undred tons, on the bank of the Mystic.
In 1633, a ship of two hundred tons, and another named Rebecca, tonnage unknown; both built by Mr. Cradock.
Brooks says, There is reason to believe that Mr. Cradock's ship-yard was that now occupied by J. T. Foster.
May 29, 1644, the General Court proposed the formation of a company of ship builders with power to regulate the building of ships, and to make such orders and laws amongst themselves as may conduce to the public good.
From that time unt Pembroke and Enos Briggs of the Essex county family of that name built the ship Medford of two hundred and thirty-eight tons for John C. Jones of Boston.
After them came Sprague & James, Lapham, Fuller, Rogers, Stetson, Waterman, Ewell, Curtis, Foster, Taylor, Hayden & Cudworth and others who have built vessels here.

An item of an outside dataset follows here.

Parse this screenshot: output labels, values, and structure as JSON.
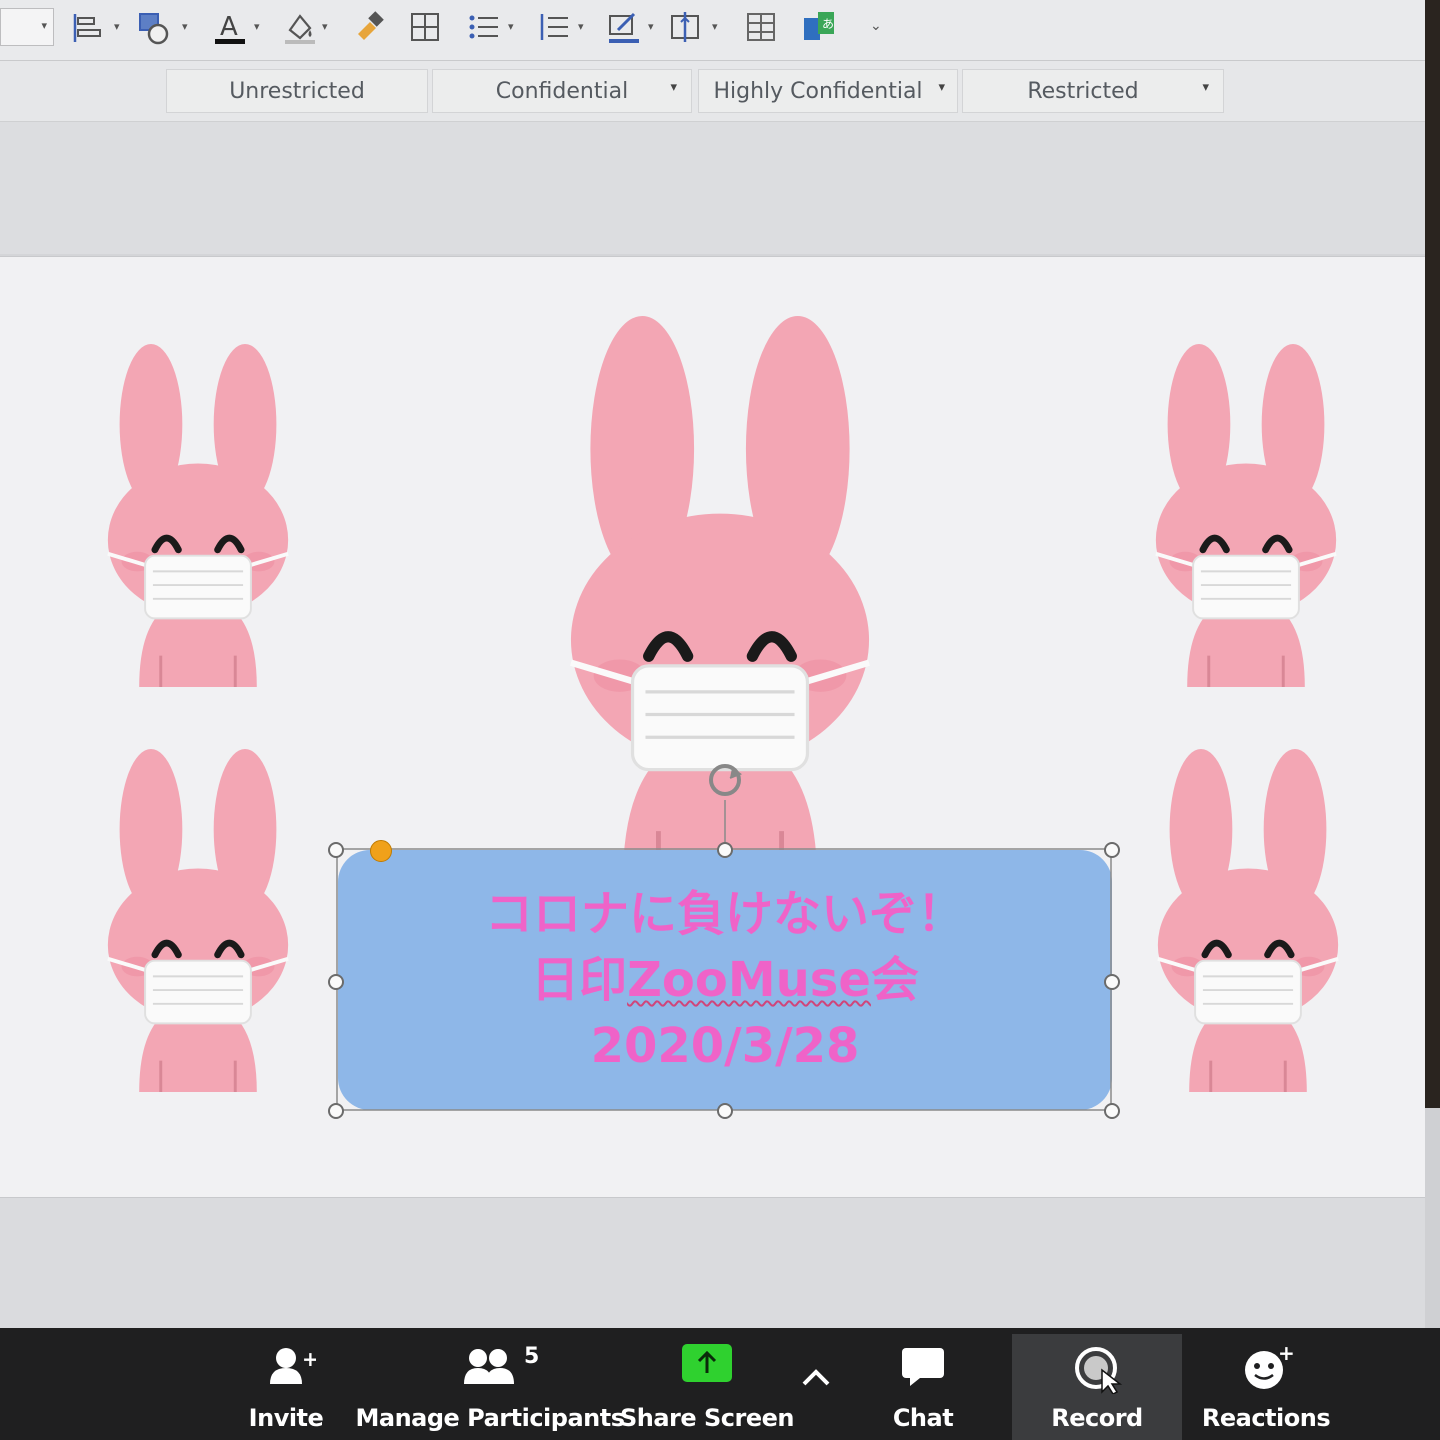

After the Revolution the New England states in particular found themselves in desperate straits from the cutting off of their trade with the West Indies and Great Britain, thro